Hagedorn has taught in the Graduate Playwriting Program at the Yale School Of Drama, and in the MFA Creative Writing Program at NYU and Columbia University. She is the Parsons Family University Professor of Creative Writing and the Director of the MFA Writing Program at LIU Brooklyn.
When something haunts you... what's your writing process?
My process is slightly different from book to book. Sometimes a story is inspired by a single fascinating character (Dream Jungle), or a particular time and place like Manila in the 1950s and 1970s (Dogeaters) or New York City in 2008 (Toxicology). Sometimes the inspiration comes from big ideas like “the rock n’roll life” + not your typical immigrant narrative = The Gangster Of Love! Research is always involved, to make sure details, language and atmosphere feel right. Then comes the hard work of a writer, which is the writing itself. One sentence leads to another and then another… You try to maintain focus and discipline, writing for as long as you can, everyday until you’re done with a draft. Then you go back and start revising and the mysterious creative process begins all over again. Each time you begin, you hopefully go deeper into your story and your characters and end up surprising yourself.

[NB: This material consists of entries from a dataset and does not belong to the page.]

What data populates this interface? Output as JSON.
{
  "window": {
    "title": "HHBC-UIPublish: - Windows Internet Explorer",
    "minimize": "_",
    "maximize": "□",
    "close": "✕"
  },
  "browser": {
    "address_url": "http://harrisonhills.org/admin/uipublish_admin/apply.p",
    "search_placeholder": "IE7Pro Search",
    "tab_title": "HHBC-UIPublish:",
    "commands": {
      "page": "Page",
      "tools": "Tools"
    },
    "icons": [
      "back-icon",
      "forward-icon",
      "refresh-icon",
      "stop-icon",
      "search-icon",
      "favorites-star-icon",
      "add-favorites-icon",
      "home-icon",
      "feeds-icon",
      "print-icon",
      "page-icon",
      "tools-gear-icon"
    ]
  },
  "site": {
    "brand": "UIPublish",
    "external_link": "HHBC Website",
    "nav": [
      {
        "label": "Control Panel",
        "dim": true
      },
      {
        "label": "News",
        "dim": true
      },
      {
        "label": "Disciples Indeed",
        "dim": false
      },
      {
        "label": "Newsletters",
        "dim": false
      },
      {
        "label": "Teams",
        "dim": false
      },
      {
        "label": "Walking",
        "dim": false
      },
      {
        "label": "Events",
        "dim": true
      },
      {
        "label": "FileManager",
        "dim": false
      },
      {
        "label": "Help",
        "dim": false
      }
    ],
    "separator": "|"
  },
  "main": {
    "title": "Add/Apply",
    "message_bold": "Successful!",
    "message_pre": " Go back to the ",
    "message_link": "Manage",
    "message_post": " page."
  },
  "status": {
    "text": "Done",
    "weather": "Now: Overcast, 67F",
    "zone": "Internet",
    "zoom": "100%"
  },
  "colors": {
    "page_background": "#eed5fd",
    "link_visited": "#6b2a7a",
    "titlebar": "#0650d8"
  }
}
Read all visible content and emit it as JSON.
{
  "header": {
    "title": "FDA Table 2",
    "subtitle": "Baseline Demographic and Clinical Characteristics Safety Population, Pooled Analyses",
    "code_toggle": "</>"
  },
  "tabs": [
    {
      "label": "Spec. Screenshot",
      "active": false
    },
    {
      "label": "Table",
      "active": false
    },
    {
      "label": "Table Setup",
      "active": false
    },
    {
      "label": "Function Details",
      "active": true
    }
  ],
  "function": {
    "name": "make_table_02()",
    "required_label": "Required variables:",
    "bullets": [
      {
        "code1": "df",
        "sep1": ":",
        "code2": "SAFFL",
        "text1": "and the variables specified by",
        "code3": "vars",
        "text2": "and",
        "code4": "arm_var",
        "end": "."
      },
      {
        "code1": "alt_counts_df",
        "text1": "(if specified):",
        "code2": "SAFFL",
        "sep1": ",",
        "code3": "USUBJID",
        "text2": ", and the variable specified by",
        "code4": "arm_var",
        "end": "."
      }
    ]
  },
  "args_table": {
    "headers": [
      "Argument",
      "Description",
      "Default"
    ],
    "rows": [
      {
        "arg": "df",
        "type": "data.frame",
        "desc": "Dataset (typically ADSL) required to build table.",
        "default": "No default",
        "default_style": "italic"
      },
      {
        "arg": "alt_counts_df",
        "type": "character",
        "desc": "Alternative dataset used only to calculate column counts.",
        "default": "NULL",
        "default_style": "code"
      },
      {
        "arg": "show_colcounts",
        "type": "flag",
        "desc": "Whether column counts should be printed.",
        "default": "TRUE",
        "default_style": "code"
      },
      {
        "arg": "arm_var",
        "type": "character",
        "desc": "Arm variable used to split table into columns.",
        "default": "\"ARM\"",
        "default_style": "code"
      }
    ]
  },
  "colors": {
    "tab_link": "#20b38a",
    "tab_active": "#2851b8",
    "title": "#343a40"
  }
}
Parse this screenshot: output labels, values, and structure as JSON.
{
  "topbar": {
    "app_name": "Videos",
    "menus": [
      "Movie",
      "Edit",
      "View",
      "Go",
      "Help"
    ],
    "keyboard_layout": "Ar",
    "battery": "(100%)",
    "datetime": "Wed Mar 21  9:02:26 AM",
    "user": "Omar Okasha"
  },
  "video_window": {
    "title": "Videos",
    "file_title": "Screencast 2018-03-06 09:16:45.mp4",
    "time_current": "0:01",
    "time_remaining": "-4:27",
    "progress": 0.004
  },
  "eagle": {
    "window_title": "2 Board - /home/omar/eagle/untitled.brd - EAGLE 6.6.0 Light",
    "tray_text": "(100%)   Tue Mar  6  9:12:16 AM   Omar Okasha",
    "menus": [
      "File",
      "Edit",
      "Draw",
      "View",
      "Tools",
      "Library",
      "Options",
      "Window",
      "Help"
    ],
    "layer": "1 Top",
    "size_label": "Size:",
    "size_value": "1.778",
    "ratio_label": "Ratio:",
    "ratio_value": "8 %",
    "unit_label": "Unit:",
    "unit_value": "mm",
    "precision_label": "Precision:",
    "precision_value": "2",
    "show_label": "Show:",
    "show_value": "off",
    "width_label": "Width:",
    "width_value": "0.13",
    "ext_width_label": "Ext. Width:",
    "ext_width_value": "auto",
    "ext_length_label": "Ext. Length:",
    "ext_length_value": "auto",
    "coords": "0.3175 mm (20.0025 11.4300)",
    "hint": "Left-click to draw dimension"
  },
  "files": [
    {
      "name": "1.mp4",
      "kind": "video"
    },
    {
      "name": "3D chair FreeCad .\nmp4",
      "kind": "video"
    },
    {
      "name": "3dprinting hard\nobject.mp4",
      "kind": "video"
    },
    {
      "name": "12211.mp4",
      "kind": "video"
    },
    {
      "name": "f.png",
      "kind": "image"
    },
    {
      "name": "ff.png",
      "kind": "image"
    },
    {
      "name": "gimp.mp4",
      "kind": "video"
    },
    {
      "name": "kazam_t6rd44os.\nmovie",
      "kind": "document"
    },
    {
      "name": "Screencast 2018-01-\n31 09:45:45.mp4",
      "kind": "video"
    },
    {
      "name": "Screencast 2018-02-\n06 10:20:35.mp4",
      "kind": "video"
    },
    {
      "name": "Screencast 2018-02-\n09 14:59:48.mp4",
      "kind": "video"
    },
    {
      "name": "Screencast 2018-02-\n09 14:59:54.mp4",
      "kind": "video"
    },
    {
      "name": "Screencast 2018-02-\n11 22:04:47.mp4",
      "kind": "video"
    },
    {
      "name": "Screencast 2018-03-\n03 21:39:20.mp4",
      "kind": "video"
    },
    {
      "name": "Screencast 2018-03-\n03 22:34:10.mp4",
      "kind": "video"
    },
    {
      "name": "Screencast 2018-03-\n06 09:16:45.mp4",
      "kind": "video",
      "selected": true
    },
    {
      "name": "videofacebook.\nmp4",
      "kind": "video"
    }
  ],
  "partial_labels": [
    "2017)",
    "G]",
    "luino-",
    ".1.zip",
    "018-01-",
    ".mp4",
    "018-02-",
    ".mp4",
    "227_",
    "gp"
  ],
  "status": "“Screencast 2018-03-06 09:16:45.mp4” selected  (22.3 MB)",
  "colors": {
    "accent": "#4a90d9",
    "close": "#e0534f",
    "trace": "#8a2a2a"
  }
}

You've said that all your characters have a little bit of you. How do you write their voices?
By saying that all my characters have a little bit of me in them, I mean that I try to be invested and empathetic in all my characters—whether they are principal or secondary, deeply flawed and not very “nice.” If you’re in tune with your story then the characters do come at you organically. There isn’t an order to how they might appear.
Does your art ever subsume you? What's your tactics of self-care?
Rephrase the questions. By “subsume”, do you mean does my work ever obsess or consume me? I would hope so. And as far as “self-care” goes—what exactly do you mean by that?
You’ve written “historical” novels and “domestic” novels, can you give any insight about the process of writing the two, the differences? Do you value one over another? Or are they the two sides of one coin, meaning one cannot exist without the other?
I don’t set out to write “historical” or “domestic” novels. I just write novels, period.
Orhan Pamuk said in his Art of Fiction interview in The Paris Review, “Literature is made of good and bad, demons and angels, and more and more [critics] are only worried about my demons.” In Danger and Beauty, you write, "I scorned myself, and it was only later, after I had left the Philippines to settle in the country of my oppressor, that I learned to confront my demons and reinvent my own history." How do we conquer the struggle between our demons and our art?
The struggle is part of the creative process; it’s a big part of what can make the artist and his/her work so powerful, thrilling, and revelatory. I would never want to conquer it.
Above cover artwork provided by author